==== Given records ====

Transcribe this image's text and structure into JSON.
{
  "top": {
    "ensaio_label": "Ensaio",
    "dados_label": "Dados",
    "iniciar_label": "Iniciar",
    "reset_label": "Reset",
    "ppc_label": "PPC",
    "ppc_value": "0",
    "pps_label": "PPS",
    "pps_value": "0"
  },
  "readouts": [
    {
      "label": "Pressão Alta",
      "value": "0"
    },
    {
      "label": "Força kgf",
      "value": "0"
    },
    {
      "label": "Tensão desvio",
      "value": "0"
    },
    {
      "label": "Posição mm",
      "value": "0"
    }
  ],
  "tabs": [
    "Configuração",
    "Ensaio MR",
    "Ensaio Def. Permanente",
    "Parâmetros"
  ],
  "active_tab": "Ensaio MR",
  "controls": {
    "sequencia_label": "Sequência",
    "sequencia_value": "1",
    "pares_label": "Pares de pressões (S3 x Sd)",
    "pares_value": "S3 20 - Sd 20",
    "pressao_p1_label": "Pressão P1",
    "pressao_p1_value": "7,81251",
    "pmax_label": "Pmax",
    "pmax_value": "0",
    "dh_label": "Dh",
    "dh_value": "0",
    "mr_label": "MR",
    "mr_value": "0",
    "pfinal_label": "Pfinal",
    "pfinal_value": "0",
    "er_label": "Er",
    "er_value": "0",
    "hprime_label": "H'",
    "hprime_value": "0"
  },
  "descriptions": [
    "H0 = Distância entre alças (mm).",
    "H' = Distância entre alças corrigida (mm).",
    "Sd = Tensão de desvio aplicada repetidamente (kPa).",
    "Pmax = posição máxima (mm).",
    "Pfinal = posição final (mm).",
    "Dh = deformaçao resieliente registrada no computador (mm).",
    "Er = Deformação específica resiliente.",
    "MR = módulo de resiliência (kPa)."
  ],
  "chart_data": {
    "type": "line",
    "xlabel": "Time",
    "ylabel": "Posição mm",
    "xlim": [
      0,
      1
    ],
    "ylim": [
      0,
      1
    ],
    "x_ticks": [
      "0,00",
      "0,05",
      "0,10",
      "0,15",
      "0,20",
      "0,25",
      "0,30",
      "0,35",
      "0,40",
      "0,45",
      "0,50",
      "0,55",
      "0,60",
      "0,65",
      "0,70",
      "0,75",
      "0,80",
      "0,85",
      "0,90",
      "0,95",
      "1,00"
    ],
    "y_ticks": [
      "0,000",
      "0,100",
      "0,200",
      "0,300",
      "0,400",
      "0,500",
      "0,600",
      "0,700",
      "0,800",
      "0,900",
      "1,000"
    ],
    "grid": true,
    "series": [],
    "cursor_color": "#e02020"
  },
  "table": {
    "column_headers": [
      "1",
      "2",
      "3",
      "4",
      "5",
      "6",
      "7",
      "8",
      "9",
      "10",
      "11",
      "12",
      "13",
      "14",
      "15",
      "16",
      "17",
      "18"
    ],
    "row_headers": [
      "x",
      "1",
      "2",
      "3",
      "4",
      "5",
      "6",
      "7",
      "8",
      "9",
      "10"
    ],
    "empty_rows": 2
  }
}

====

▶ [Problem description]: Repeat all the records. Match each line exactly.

▶ [Task solution]:
Transcribe this image's text and structure into JSON.
{
  "top": {
    "ensaio_label": "Ensaio",
    "dados_label": "Dados",
    "iniciar_label": "Iniciar",
    "reset_label": "Reset",
    "ppc_label": "PPC",
    "ppc_value": "0",
    "pps_label": "PPS",
    "pps_value": "0"
  },
  "readouts": [
    {
      "label": "Pressão Alta",
      "value": "0"
    },
    {
      "label": "Força kgf",
      "value": "0"
    },
    {
      "label": "Tensão desvio",
      "value": "0"
    },
    {
      "label": "Posição mm",
      "value": "0"
    }
  ],
  "tabs": [
    "Configuração",
    "Ensaio MR",
    "Ensaio Def. Permanente",
    "Parâmetros"
  ],
  "active_tab": "Ensaio MR",
  "controls": {
    "sequencia_label": "Sequência",
    "sequencia_value": "1",
    "pares_label": "Pares de pressões (S3 x Sd)",
    "pares_value": "S3 20 - Sd 20",
    "pressao_p1_label": "Pressão P1",
    "pressao_p1_value": "7,81251",
    "pmax_label": "Pmax",
    "pmax_value": "0",
    "dh_label": "Dh",
    "dh_value": "0",
    "mr_label": "MR",
    "mr_value": "0",
    "pfinal_label": "Pfinal",
    "pfinal_value": "0",
    "er_label": "Er",
    "er_value": "0",
    "hprime_label": "H'",
    "hprime_value": "0"
  },
  "descriptions": [
    "H0 = Distância entre alças (mm).",
    "H' = Distância entre alças corrigida (mm).",
    "Sd = Tensão de desvio aplicada repetidamente (kPa).",
    "Pmax = posição máxima (mm).",
    "Pfinal = posição final (mm).",
    "Dh = deformaçao resieliente registrada no computador (mm).",
    "Er = Deformação específica resiliente.",
    "MR = módulo de resiliência (kPa)."
  ],
  "chart_data": {
    "type": "line",
    "xlabel": "Time",
    "ylabel": "Posição mm",
    "xlim": [
      0,
      1
    ],
    "ylim": [
      0,
      1
    ],
    "x_ticks": [
      "0,00",
      "0,05",
      "0,10",
      "0,15",
      "0,20",
      "0,25",
      "0,30",
      "0,35",
      "0,40",
      "0,45",
      "0,50",
      "0,55",
      "0,60",
      "0,65",
      "0,70",
      "0,75",
      "0,80",
      "0,85",
      "0,90",
      "0,95",
      "1,00"
    ],
    "y_ticks": [
      "0,000",
      "0,100",
      "0,200",
      "0,300",
      "0,400",
      "0,500",
      "0,600",
      "0,700",
      "0,800",
      "0,900",
      "1,000"
    ],
    "grid": true,
    "series": [],
    "cursor_color": "#e02020"
  },
  "table": {
    "column_headers": [
      "1",
      "2",
      "3",
      "4",
      "5",
      "6",
      "7",
      "8",
      "9",
      "10",
      "11",
      "12",
      "13",
      "14",
      "15",
      "16",
      "17",
      "18"
    ],
    "row_headers": [
      "x",
      "1",
      "2",
      "3",
      "4",
      "5",
      "6",
      "7",
      "8",
      "9",
      "10"
    ],
    "empty_rows": 2
  }
}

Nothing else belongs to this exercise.